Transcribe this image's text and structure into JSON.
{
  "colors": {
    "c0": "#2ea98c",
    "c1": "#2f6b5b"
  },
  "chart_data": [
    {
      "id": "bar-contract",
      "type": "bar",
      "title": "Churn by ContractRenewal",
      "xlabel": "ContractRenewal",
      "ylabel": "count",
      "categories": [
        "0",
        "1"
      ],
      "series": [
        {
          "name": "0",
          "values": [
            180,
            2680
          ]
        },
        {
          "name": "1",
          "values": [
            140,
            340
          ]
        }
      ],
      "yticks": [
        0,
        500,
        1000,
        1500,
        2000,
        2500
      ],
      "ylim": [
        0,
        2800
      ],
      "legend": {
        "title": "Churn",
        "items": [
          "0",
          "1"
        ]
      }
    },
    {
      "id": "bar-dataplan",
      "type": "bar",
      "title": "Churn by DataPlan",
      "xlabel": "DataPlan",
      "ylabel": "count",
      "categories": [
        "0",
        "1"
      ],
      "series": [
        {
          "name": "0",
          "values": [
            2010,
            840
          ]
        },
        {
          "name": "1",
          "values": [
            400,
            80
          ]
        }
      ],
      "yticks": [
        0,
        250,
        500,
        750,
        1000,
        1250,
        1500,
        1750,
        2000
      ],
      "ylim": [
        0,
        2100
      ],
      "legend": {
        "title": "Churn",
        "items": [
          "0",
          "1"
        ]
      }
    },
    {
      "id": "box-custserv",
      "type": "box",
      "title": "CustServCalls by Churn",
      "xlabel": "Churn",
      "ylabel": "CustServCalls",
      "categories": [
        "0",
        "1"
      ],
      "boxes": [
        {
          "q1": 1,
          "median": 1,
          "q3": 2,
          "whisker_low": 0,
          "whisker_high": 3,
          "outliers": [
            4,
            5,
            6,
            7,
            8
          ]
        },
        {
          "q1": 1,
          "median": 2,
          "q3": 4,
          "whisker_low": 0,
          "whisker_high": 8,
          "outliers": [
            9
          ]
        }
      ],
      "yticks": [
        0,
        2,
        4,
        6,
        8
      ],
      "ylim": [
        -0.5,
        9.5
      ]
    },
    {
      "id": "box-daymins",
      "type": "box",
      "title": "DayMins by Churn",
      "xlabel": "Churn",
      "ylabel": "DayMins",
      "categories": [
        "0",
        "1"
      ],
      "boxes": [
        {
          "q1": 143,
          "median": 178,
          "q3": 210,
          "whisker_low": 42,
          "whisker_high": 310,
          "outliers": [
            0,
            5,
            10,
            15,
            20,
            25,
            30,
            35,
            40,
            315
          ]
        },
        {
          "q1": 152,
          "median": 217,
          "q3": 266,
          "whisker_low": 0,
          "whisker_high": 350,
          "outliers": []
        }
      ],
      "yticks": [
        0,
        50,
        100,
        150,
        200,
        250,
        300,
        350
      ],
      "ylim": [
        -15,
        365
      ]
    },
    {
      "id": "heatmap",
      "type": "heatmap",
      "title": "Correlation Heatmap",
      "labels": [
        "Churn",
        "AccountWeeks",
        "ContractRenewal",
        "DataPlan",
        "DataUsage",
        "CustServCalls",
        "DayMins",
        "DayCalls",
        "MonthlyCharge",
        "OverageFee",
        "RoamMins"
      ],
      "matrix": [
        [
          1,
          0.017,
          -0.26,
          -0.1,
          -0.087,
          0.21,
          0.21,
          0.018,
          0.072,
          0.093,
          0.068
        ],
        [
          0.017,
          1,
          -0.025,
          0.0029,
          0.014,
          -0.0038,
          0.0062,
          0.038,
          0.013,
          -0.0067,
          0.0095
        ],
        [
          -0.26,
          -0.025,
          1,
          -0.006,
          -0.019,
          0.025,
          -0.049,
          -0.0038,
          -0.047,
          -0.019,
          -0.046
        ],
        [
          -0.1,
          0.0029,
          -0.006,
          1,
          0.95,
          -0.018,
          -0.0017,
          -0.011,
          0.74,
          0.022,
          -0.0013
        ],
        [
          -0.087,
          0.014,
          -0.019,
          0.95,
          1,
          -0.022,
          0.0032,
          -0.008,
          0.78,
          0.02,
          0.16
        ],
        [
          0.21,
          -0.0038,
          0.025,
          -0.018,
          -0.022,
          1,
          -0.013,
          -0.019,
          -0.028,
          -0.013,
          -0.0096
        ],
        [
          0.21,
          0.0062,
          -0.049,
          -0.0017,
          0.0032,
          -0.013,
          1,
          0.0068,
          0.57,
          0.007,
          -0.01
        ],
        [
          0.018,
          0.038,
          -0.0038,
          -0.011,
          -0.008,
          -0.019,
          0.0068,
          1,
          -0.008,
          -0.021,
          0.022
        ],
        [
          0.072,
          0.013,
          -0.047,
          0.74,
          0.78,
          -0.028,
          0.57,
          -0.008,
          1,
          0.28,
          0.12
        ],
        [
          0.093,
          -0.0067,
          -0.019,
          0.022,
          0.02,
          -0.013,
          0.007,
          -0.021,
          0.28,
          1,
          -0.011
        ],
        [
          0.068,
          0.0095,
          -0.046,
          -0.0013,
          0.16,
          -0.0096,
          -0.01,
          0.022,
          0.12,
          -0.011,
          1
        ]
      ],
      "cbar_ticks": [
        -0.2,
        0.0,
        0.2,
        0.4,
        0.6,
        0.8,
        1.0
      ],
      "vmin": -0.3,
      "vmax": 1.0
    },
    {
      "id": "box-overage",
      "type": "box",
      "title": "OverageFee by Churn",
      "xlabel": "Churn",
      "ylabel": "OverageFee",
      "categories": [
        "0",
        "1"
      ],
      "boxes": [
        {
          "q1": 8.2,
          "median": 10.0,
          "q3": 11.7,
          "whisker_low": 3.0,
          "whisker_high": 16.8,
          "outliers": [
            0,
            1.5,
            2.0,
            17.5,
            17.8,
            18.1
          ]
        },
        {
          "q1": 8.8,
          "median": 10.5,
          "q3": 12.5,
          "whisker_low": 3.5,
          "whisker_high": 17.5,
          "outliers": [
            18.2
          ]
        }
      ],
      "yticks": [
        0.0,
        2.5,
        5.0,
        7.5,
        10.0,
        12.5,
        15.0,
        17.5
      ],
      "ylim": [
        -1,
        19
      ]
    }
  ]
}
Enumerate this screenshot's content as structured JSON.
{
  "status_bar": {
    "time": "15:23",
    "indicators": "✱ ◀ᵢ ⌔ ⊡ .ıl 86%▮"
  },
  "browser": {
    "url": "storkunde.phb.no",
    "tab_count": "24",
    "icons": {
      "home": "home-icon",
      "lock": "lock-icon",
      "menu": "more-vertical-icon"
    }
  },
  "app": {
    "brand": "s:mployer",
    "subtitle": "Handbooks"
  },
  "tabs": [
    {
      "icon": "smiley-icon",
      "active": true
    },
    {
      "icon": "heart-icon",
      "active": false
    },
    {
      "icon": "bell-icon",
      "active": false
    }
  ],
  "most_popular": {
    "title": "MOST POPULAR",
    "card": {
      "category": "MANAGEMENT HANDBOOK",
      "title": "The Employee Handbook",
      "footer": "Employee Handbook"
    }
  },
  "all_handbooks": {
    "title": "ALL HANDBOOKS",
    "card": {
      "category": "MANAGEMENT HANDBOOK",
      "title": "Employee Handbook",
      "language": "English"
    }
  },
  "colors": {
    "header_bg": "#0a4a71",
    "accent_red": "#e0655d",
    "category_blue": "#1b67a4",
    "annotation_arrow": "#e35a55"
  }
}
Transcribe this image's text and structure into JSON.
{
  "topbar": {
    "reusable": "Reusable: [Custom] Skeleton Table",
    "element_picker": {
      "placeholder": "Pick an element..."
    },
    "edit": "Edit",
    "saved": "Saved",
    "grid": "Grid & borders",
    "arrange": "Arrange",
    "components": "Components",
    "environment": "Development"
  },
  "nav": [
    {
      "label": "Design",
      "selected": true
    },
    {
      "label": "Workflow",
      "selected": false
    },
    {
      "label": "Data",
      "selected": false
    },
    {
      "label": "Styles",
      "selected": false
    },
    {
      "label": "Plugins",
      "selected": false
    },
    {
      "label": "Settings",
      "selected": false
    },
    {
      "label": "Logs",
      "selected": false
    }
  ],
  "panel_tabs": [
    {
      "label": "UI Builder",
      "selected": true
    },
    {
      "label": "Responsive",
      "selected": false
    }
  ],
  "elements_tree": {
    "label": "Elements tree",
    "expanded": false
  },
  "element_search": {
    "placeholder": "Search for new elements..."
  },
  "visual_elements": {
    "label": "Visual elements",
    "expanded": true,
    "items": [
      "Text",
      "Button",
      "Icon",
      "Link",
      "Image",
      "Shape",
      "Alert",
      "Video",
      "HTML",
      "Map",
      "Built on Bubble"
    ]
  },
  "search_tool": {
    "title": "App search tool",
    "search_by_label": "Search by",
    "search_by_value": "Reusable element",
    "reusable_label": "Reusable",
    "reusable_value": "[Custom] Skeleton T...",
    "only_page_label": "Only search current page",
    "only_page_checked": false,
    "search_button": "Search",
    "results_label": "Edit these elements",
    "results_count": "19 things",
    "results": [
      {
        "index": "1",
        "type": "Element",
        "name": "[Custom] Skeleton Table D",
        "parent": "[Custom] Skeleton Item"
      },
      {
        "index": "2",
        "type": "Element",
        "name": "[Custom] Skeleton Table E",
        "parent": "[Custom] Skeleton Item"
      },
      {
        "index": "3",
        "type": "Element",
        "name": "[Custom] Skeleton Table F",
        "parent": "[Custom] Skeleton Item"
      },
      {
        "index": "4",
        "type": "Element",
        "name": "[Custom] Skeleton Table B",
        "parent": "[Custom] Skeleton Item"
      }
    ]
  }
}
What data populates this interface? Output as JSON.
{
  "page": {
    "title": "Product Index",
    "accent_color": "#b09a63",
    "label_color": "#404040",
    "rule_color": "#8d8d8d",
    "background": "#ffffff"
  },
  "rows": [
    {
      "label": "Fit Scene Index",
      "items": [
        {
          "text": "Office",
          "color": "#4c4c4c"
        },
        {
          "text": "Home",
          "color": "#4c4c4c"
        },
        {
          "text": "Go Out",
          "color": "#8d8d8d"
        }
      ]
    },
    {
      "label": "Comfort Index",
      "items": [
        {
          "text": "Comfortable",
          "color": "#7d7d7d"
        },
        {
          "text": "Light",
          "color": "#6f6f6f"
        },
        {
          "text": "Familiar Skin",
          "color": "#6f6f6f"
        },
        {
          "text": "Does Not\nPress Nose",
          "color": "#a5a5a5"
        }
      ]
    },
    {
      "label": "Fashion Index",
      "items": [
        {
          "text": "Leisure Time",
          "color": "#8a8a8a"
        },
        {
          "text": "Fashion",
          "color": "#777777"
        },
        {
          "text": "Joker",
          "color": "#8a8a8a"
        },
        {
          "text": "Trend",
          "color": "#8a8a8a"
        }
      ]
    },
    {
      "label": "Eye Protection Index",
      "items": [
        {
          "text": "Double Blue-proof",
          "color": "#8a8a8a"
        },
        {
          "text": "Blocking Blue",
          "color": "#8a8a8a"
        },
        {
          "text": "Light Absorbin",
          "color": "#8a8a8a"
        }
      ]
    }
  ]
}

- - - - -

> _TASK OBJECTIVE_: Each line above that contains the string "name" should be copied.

> _RESPONSE TO THIS EXERCISE_:
          "name": "0",
          "name": "1",
          "name": "0",
          "name": "1",
        "name": "[Custom] Skeleton Table D",
        "name": "[Custom] Skeleton Table E",
        "name": "[Custom] Skeleton Table F",
        "name": "[Custom] Skeleton Table B",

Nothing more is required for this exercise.